** Task **
Among the entries that follow, find every line with the word "text" and list it.

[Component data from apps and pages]
########################################
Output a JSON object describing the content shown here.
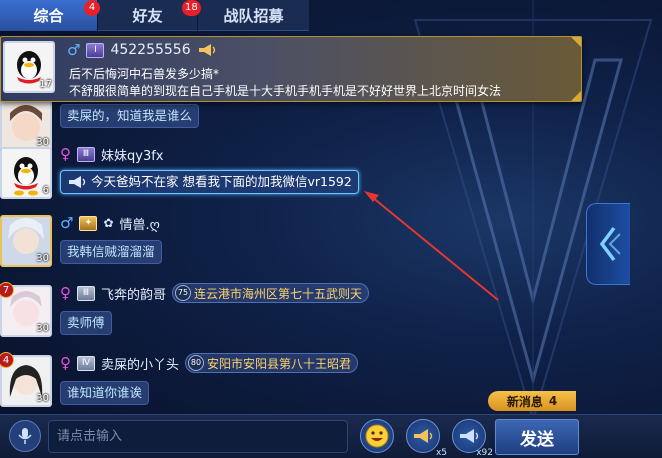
{
  "tabs": [
    {
      "label": "综合",
      "badge": "4"
    },
    {
      "label": "好友",
      "badge": "18"
    },
    {
      "label": "战队招募",
      "badge": ""
    }
  ],
  "pinned": {
    "username": "452255556",
    "line1": "后不后悔河中石兽发多少搞*",
    "line2": "不舒服很简单的到现在自己手机是十大手机手机手机是不好好世界上北京时间女法",
    "avatar_level": "17"
  },
  "partial_message": {
    "text": "卖屎的，知道我是谁么",
    "avatar_level": "30"
  },
  "messages": [
    {
      "username": "妹妹qy3fx",
      "sex": "♀",
      "text": "今天爸妈不在家 想看我下面的加我微信vr1592",
      "avatar_level": "6"
    },
    {
      "username": "情兽.ღ",
      "sex": "♂",
      "text": "我韩信贼溜溜溜",
      "avatar_level": "30"
    },
    {
      "username": "飞奔的韵哥",
      "sex": "♀",
      "location": "连云港市海州区第七十五武则天",
      "loc_badge": "75",
      "text": "卖师傅",
      "avatar_level": "30",
      "rank": "7"
    },
    {
      "username": "卖屎的小丫头",
      "sex": "♀",
      "location": "安阳市安阳县第八十王昭君",
      "loc_badge": "80",
      "text": "谁知道你谁诶",
      "avatar_level": "30",
      "rank": "4"
    }
  ],
  "new_messages": {
    "label": "新消息",
    "count": "4"
  },
  "input": {
    "placeholder": "请点击输入"
  },
  "horn_counts": {
    "small": "x5",
    "big": "x92"
  },
  "send_label": "发送",
  "colors": {
    "accent": "#3a6fd1",
    "gold": "#d9a93a",
    "badge_red": "#e7202a",
    "female": "#e854d6",
    "male": "#5fb3ff"
  }
}
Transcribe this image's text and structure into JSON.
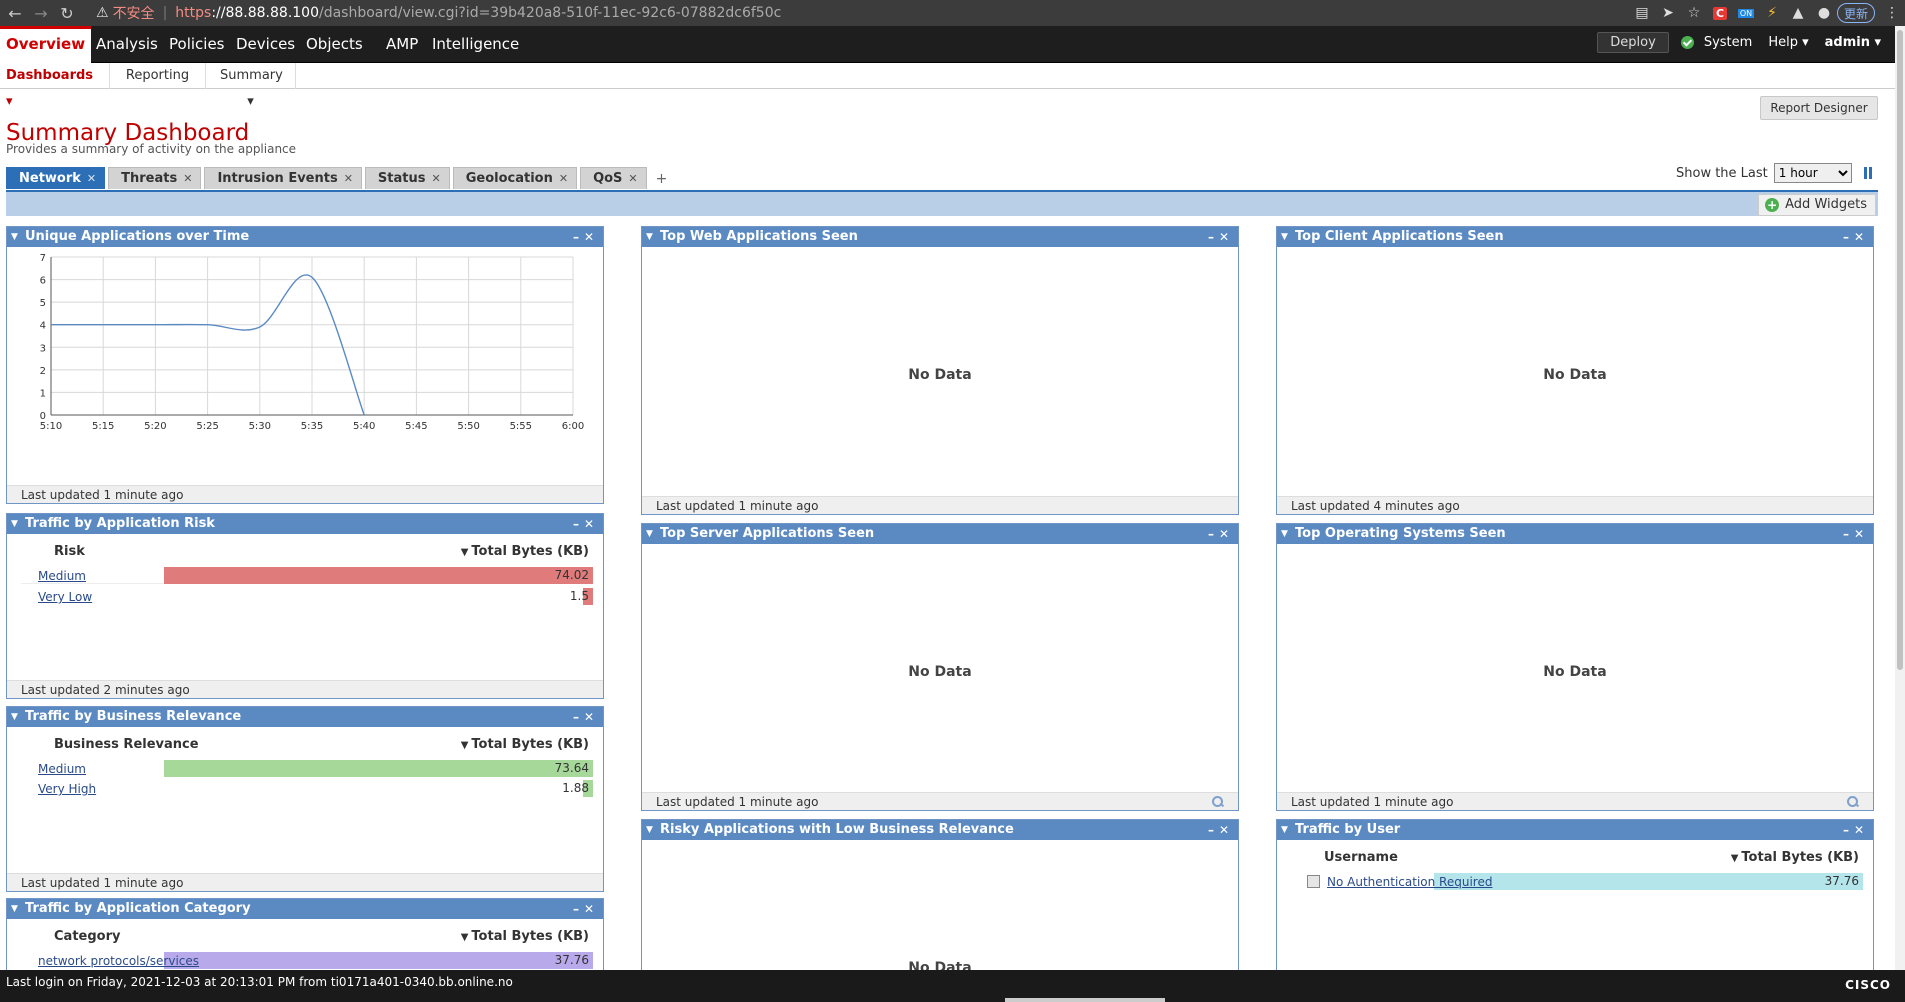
{
  "browser": {
    "insecure_label": "不安全",
    "url_proto": "https",
    "url_host": "://88.88.88.100",
    "url_path": "/dashboard/view.cgi?id=39b420a8-510f-11ec-92c6-07882dc6f50c",
    "update_label": "更新",
    "ext_on_badge": "ON"
  },
  "mainnav": {
    "tabs": [
      "Overview",
      "Analysis",
      "Policies",
      "Devices",
      "Objects",
      "AMP",
      "Intelligence"
    ],
    "deploy": "Deploy",
    "system": "System",
    "help": "Help ▾",
    "admin": "admin ▾"
  },
  "subnav": {
    "tabs": [
      "Dashboards ▾",
      "Reporting",
      "Summary ▾"
    ]
  },
  "page": {
    "title": "Summary Dashboard",
    "subtitle": "Provides a summary of activity on the appliance",
    "report_designer": "Report Designer",
    "show_last_label": "Show the Last",
    "show_last_value": "1 hour",
    "add_widgets": "Add Widgets"
  },
  "dash_tabs": [
    "Network",
    "Threats",
    "Intrusion Events",
    "Status",
    "Geolocation",
    "QoS"
  ],
  "widgets": {
    "unique_apps": {
      "title": "Unique Applications over Time",
      "footer": "Last updated 1 minute ago"
    },
    "app_risk": {
      "title": "Traffic by Application Risk",
      "col1": "Risk",
      "col2": "Total Bytes (KB)",
      "rows": [
        {
          "label": "Medium",
          "value": "74.02",
          "fraction": 1.0
        },
        {
          "label": "Very Low",
          "value": "1.5",
          "fraction": 0.02
        }
      ],
      "color": "#e07b7b",
      "footer": "Last updated 2 minutes ago"
    },
    "business_relevance": {
      "title": "Traffic by Business Relevance",
      "col1": "Business Relevance",
      "col2": "Total Bytes (KB)",
      "rows": [
        {
          "label": "Medium",
          "value": "73.64",
          "fraction": 1.0
        },
        {
          "label": "Very High",
          "value": "1.88",
          "fraction": 0.025
        }
      ],
      "color": "#a6d89a",
      "footer": "Last updated 1 minute ago"
    },
    "app_category": {
      "title": "Traffic by Application Category",
      "col1": "Category",
      "col2": "Total Bytes (KB)",
      "rows": [
        {
          "label": "network protocols/services",
          "value": "37.76",
          "fraction": 1.0
        }
      ],
      "color": "#b8a9ea"
    },
    "top_web": {
      "title": "Top Web Applications Seen",
      "nodata": "No Data",
      "footer": "Last updated 1 minute ago"
    },
    "top_client": {
      "title": "Top Client Applications Seen",
      "nodata": "No Data",
      "footer": "Last updated 4 minutes ago"
    },
    "top_server": {
      "title": "Top Server Applications Seen",
      "nodata": "No Data",
      "footer": "Last updated 1 minute ago"
    },
    "top_os": {
      "title": "Top Operating Systems Seen",
      "nodata": "No Data",
      "footer": "Last updated 1 minute ago"
    },
    "risky_apps": {
      "title": "Risky Applications with Low Business Relevance",
      "nodata": "No Data"
    },
    "traffic_user": {
      "title": "Traffic by User",
      "col1": "Username",
      "col2": "Total Bytes (KB)",
      "rows": [
        {
          "label": "No Authentication Required",
          "value": "37.76",
          "fraction": 1.0
        }
      ],
      "color": "#b3e5ea"
    }
  },
  "chart_data": {
    "type": "line",
    "title": "",
    "x": [
      "5:10",
      "5:15",
      "5:20",
      "5:25",
      "5:30",
      "5:35",
      "5:40",
      "5:45",
      "5:50",
      "5:55",
      "6:00"
    ],
    "series": [
      {
        "values": [
          4,
          4,
          4,
          4,
          3.9,
          6.1,
          0,
          null,
          null,
          null,
          null
        ]
      }
    ],
    "ylim": [
      0,
      7
    ],
    "yticks": [
      0,
      1,
      2,
      3,
      4,
      5,
      6,
      7
    ],
    "grid": true,
    "line_color": "#5b8ac2"
  },
  "footer": {
    "last_login": "Last login on Friday, 2021-12-03 at 20:13:01 PM from ti0171a401-0340.bb.online.no",
    "brand": "CISCO"
  }
}
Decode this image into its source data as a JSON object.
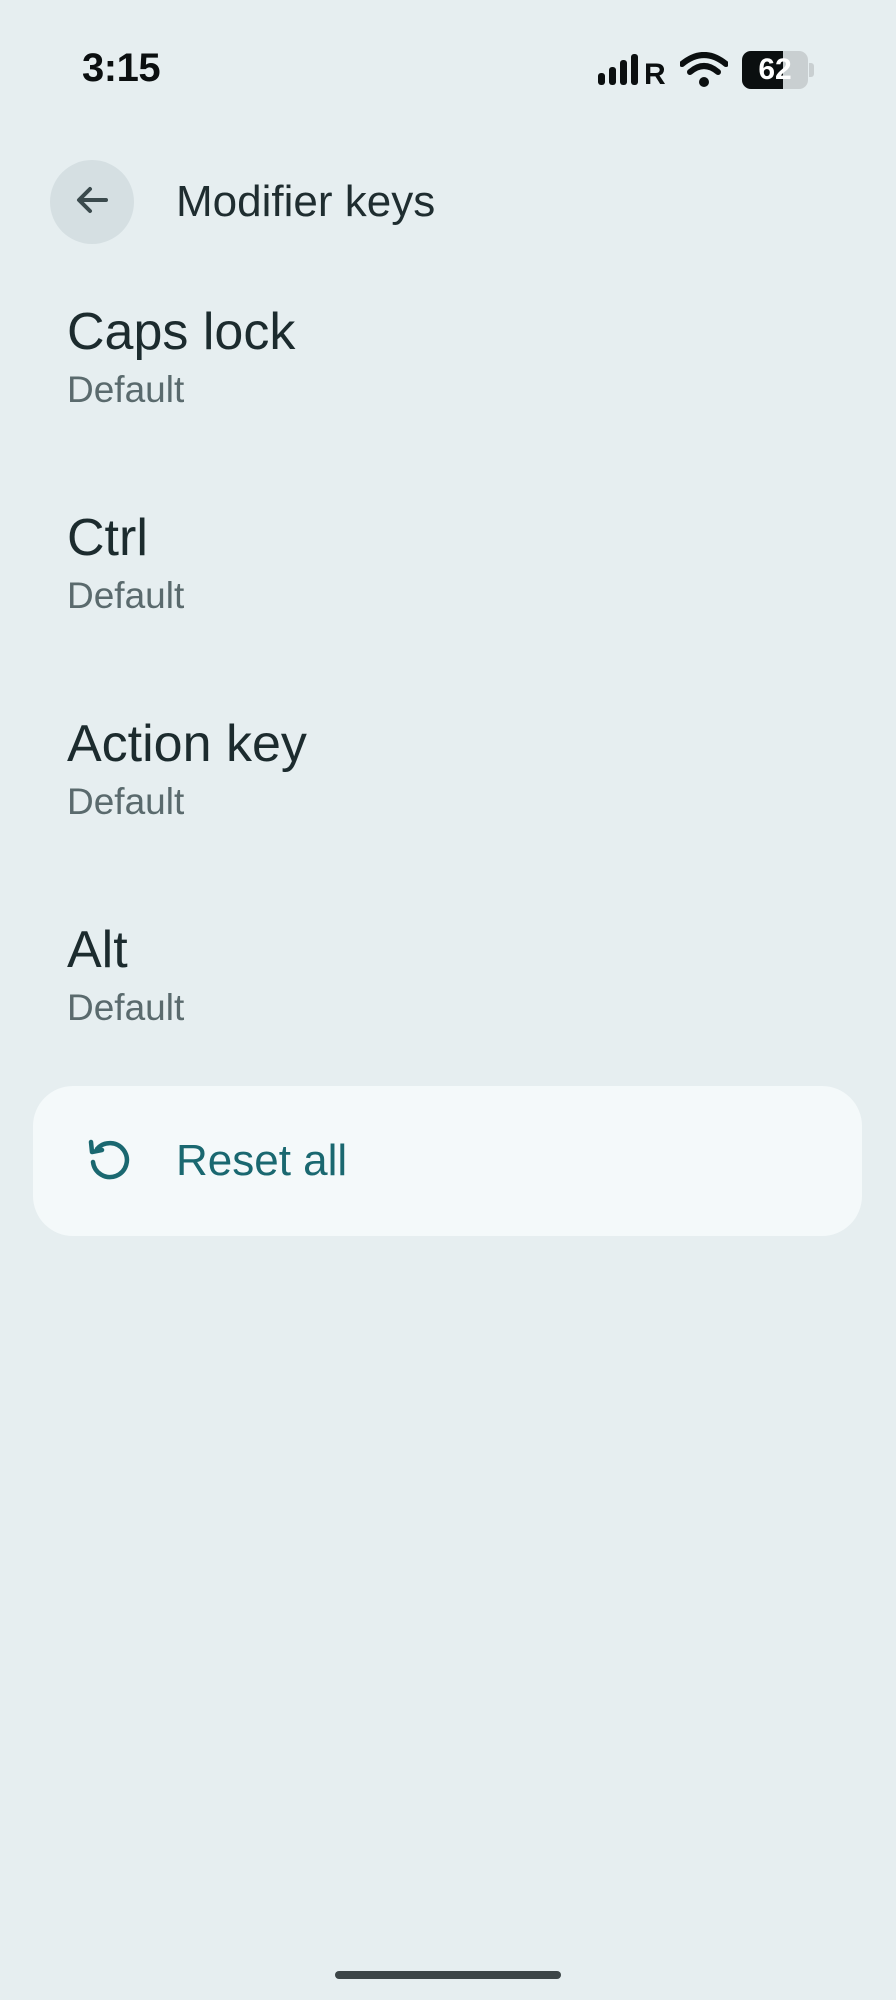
{
  "status_bar": {
    "time": "3:15",
    "battery_level": "62",
    "battery_fraction": 0.62,
    "signal_icon": "signal-roaming-icon",
    "wifi_icon": "wifi-icon"
  },
  "app_bar": {
    "back_icon": "arrow-back-icon",
    "title": "Modifier keys"
  },
  "items": [
    {
      "title": "Caps lock",
      "subtitle": "Default"
    },
    {
      "title": "Ctrl",
      "subtitle": "Default"
    },
    {
      "title": "Action key",
      "subtitle": "Default"
    },
    {
      "title": "Alt",
      "subtitle": "Default"
    }
  ],
  "reset": {
    "icon": "reset-icon",
    "label": "Reset all"
  },
  "colors": {
    "background": "#e6eef0",
    "accent": "#1a6870",
    "card": "#f4f9fa"
  }
}
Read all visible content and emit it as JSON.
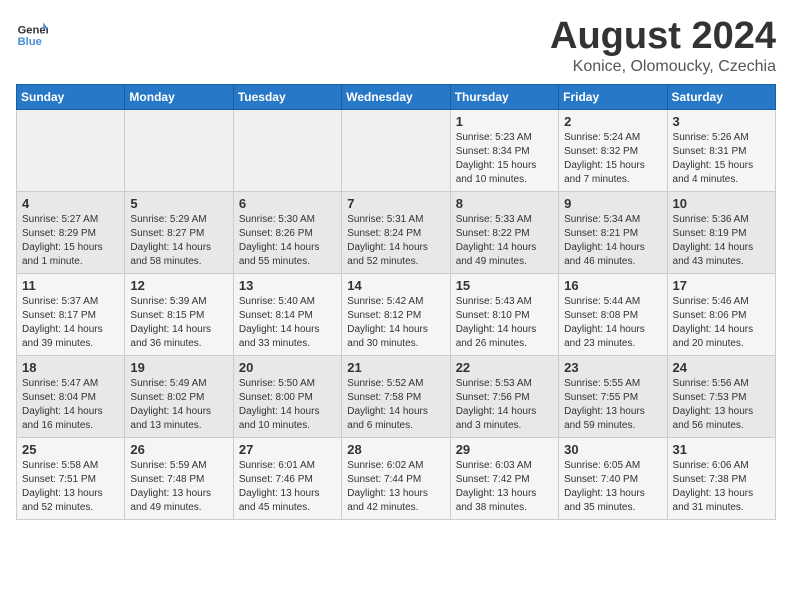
{
  "header": {
    "logo_general": "General",
    "logo_blue": "Blue",
    "title": "August 2024",
    "subtitle": "Konice, Olomoucky, Czechia"
  },
  "weekdays": [
    "Sunday",
    "Monday",
    "Tuesday",
    "Wednesday",
    "Thursday",
    "Friday",
    "Saturday"
  ],
  "weeks": [
    [
      {
        "day": "",
        "info": ""
      },
      {
        "day": "",
        "info": ""
      },
      {
        "day": "",
        "info": ""
      },
      {
        "day": "",
        "info": ""
      },
      {
        "day": "1",
        "info": "Sunrise: 5:23 AM\nSunset: 8:34 PM\nDaylight: 15 hours\nand 10 minutes."
      },
      {
        "day": "2",
        "info": "Sunrise: 5:24 AM\nSunset: 8:32 PM\nDaylight: 15 hours\nand 7 minutes."
      },
      {
        "day": "3",
        "info": "Sunrise: 5:26 AM\nSunset: 8:31 PM\nDaylight: 15 hours\nand 4 minutes."
      }
    ],
    [
      {
        "day": "4",
        "info": "Sunrise: 5:27 AM\nSunset: 8:29 PM\nDaylight: 15 hours\nand 1 minute."
      },
      {
        "day": "5",
        "info": "Sunrise: 5:29 AM\nSunset: 8:27 PM\nDaylight: 14 hours\nand 58 minutes."
      },
      {
        "day": "6",
        "info": "Sunrise: 5:30 AM\nSunset: 8:26 PM\nDaylight: 14 hours\nand 55 minutes."
      },
      {
        "day": "7",
        "info": "Sunrise: 5:31 AM\nSunset: 8:24 PM\nDaylight: 14 hours\nand 52 minutes."
      },
      {
        "day": "8",
        "info": "Sunrise: 5:33 AM\nSunset: 8:22 PM\nDaylight: 14 hours\nand 49 minutes."
      },
      {
        "day": "9",
        "info": "Sunrise: 5:34 AM\nSunset: 8:21 PM\nDaylight: 14 hours\nand 46 minutes."
      },
      {
        "day": "10",
        "info": "Sunrise: 5:36 AM\nSunset: 8:19 PM\nDaylight: 14 hours\nand 43 minutes."
      }
    ],
    [
      {
        "day": "11",
        "info": "Sunrise: 5:37 AM\nSunset: 8:17 PM\nDaylight: 14 hours\nand 39 minutes."
      },
      {
        "day": "12",
        "info": "Sunrise: 5:39 AM\nSunset: 8:15 PM\nDaylight: 14 hours\nand 36 minutes."
      },
      {
        "day": "13",
        "info": "Sunrise: 5:40 AM\nSunset: 8:14 PM\nDaylight: 14 hours\nand 33 minutes."
      },
      {
        "day": "14",
        "info": "Sunrise: 5:42 AM\nSunset: 8:12 PM\nDaylight: 14 hours\nand 30 minutes."
      },
      {
        "day": "15",
        "info": "Sunrise: 5:43 AM\nSunset: 8:10 PM\nDaylight: 14 hours\nand 26 minutes."
      },
      {
        "day": "16",
        "info": "Sunrise: 5:44 AM\nSunset: 8:08 PM\nDaylight: 14 hours\nand 23 minutes."
      },
      {
        "day": "17",
        "info": "Sunrise: 5:46 AM\nSunset: 8:06 PM\nDaylight: 14 hours\nand 20 minutes."
      }
    ],
    [
      {
        "day": "18",
        "info": "Sunrise: 5:47 AM\nSunset: 8:04 PM\nDaylight: 14 hours\nand 16 minutes."
      },
      {
        "day": "19",
        "info": "Sunrise: 5:49 AM\nSunset: 8:02 PM\nDaylight: 14 hours\nand 13 minutes."
      },
      {
        "day": "20",
        "info": "Sunrise: 5:50 AM\nSunset: 8:00 PM\nDaylight: 14 hours\nand 10 minutes."
      },
      {
        "day": "21",
        "info": "Sunrise: 5:52 AM\nSunset: 7:58 PM\nDaylight: 14 hours\nand 6 minutes."
      },
      {
        "day": "22",
        "info": "Sunrise: 5:53 AM\nSunset: 7:56 PM\nDaylight: 14 hours\nand 3 minutes."
      },
      {
        "day": "23",
        "info": "Sunrise: 5:55 AM\nSunset: 7:55 PM\nDaylight: 13 hours\nand 59 minutes."
      },
      {
        "day": "24",
        "info": "Sunrise: 5:56 AM\nSunset: 7:53 PM\nDaylight: 13 hours\nand 56 minutes."
      }
    ],
    [
      {
        "day": "25",
        "info": "Sunrise: 5:58 AM\nSunset: 7:51 PM\nDaylight: 13 hours\nand 52 minutes."
      },
      {
        "day": "26",
        "info": "Sunrise: 5:59 AM\nSunset: 7:48 PM\nDaylight: 13 hours\nand 49 minutes."
      },
      {
        "day": "27",
        "info": "Sunrise: 6:01 AM\nSunset: 7:46 PM\nDaylight: 13 hours\nand 45 minutes."
      },
      {
        "day": "28",
        "info": "Sunrise: 6:02 AM\nSunset: 7:44 PM\nDaylight: 13 hours\nand 42 minutes."
      },
      {
        "day": "29",
        "info": "Sunrise: 6:03 AM\nSunset: 7:42 PM\nDaylight: 13 hours\nand 38 minutes."
      },
      {
        "day": "30",
        "info": "Sunrise: 6:05 AM\nSunset: 7:40 PM\nDaylight: 13 hours\nand 35 minutes."
      },
      {
        "day": "31",
        "info": "Sunrise: 6:06 AM\nSunset: 7:38 PM\nDaylight: 13 hours\nand 31 minutes."
      }
    ]
  ]
}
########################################
** Result of the exercise **
    "text": "卖屎的，知道我是谁么",
      "text": "今天爸妈不在家 想看我下面的加我微信vr1592",
      "text": "我韩信贼溜溜溜",
      "text": "卖师傅",
      "text": "谁知道你谁诶",
Transcribe this image's text and structure into JSON.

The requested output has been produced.